James sailed out on the 14th August 1842 on board the convict ship Moffatt, to Van Diemen’s Land, a journey of 106 days. I have discovered James’s convict record from his time in Van Diemen’s Land. It is a catalogue of insubordination, absconding, abusive language, and theft. James was sent to trial twice in Hobart, for breaking into properties. The first time he was found not guilty, the second, in 1847, he was found guilty and sentenced to a further ten years. I am still looking for his ticket of leave, but he must have been granted a conditional pardon around 1854, based on information from other records.
James had returned to Bristol by 1857, bringing with him a son, Mark, who was born at Daisy Hill, Victoria, Australia on 24th July 1855. In Bristol, on 9th November 1957, James married Mary Ann Rolph (nee Donovan), a widow with five children. On the 1861 census in Tenbury, Worcestershire, all the children are named Taylor, suggesting James was raising them as his own, and there are two daughters from this marriage, Harriet and Emma. By 1871, James and Mary Ann are living apart. Mary Ann, still in Tenbury with three of her children, declares herself a widow, but James was still very much alive! James was Victualler of The Lamb Public House in Newland, Gloucestershire, with his ‘wife’ Jane Elizabeth, and they had four children, the eldest having been born in Devon in early 1865.
James’s first wife, Mary Ann, died in 1881, and soon after, James and Jane Elizabeth legally married. James and Jane Elizabeth had eleven children in total. They stayed together, ending their days in Newton Abbot, Devon.
I have really enjoyed discovering the similarities between the men in this family. The crimes committed by father and son, were not cruel or vicious, they were petty thieves. The sentences they received seem excessive, but Mark and James both emerged from their sentences and grew up to be caring fathers, working hard for their families.

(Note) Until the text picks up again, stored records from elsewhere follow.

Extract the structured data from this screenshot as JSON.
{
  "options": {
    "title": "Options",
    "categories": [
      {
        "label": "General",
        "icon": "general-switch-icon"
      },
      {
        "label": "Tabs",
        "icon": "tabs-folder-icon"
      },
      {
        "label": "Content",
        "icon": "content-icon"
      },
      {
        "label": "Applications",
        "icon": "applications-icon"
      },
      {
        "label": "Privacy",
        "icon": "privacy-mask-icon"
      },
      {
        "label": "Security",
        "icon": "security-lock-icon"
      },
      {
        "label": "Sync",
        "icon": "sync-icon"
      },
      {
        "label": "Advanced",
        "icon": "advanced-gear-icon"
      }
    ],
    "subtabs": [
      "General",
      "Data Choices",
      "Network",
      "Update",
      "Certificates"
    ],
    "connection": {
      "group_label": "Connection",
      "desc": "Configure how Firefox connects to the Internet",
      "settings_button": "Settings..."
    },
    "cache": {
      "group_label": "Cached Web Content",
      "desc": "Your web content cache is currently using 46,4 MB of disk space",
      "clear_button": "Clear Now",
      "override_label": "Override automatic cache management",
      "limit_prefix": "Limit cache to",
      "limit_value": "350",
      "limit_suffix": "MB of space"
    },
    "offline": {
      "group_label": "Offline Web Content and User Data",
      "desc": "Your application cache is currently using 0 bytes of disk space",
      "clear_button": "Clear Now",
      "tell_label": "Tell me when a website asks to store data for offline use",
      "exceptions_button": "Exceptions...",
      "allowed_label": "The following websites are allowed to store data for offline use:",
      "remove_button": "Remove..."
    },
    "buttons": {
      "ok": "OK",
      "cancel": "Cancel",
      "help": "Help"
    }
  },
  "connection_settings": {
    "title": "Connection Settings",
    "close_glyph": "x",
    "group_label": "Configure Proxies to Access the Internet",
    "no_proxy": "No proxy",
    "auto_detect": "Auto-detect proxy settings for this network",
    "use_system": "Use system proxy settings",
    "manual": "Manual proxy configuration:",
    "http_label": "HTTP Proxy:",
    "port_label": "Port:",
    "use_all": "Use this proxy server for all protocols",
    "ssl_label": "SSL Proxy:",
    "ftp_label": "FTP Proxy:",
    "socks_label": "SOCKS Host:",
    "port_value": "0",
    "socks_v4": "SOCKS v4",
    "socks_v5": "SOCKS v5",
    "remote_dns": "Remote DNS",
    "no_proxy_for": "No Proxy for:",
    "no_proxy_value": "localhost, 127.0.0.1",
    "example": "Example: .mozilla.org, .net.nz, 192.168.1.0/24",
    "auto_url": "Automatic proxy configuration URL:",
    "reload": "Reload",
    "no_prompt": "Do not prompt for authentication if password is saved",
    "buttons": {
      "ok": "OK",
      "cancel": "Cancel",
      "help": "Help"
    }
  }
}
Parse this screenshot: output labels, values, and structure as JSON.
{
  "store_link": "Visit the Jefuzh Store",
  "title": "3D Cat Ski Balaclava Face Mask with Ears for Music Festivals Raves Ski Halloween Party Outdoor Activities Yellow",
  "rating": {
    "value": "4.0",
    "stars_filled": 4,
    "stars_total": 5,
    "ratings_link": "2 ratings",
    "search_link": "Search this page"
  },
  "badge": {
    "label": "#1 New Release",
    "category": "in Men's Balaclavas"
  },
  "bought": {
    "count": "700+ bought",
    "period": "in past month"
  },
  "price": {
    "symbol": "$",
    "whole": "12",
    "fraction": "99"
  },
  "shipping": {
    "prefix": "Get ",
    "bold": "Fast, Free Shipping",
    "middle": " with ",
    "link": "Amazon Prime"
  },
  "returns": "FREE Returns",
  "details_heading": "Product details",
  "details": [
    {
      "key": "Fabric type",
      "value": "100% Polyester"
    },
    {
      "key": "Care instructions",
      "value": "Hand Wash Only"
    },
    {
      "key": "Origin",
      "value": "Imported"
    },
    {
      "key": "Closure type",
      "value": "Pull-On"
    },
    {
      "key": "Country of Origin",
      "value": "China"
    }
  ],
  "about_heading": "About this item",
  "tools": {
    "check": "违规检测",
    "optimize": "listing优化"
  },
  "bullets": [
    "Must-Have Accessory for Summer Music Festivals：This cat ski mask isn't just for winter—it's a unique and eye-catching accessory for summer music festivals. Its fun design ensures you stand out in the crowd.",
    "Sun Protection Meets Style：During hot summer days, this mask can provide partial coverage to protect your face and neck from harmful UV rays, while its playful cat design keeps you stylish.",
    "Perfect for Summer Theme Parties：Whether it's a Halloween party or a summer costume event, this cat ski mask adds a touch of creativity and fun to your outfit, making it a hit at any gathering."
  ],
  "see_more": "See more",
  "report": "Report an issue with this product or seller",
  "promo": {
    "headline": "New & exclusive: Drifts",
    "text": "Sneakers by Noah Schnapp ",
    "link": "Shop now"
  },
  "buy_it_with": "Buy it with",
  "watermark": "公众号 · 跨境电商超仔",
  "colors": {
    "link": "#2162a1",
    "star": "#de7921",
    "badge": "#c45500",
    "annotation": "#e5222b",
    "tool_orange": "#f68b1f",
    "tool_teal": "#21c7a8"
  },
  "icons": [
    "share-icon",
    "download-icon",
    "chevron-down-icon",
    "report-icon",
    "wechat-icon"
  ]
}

I found a description of James from his convict record from 1842. He was only 4’11½”, with dark brown hair, grey eyes and a fresh complexion, a scattering of tattoos on his right arm featured a mermaid, J.T and an anchor. From John Shea’s Royal Navy record in 1902, he was a little taller at 5’2″, but had the same dark brown hair, grey eyes and fresh complexion. He also had similar tattoos on his left arm, J.O, a heart, and an anchor.
I am going to continue filling in the gaps in this family line as, although they are not my direct ancestors, they were my grandfather’s brother’s family, and I am in contact with many of John Shea’s descendants. It is wonderful to be able to share this information with them and maybe one day, the story will be complete.
Written in memory of
John Shea 1887- 1937
Mark Taylor 1799-1879
James Taylor 1825-1914
John Little 1835-1871
Emma Taylor/Little/Sharp 1832-1909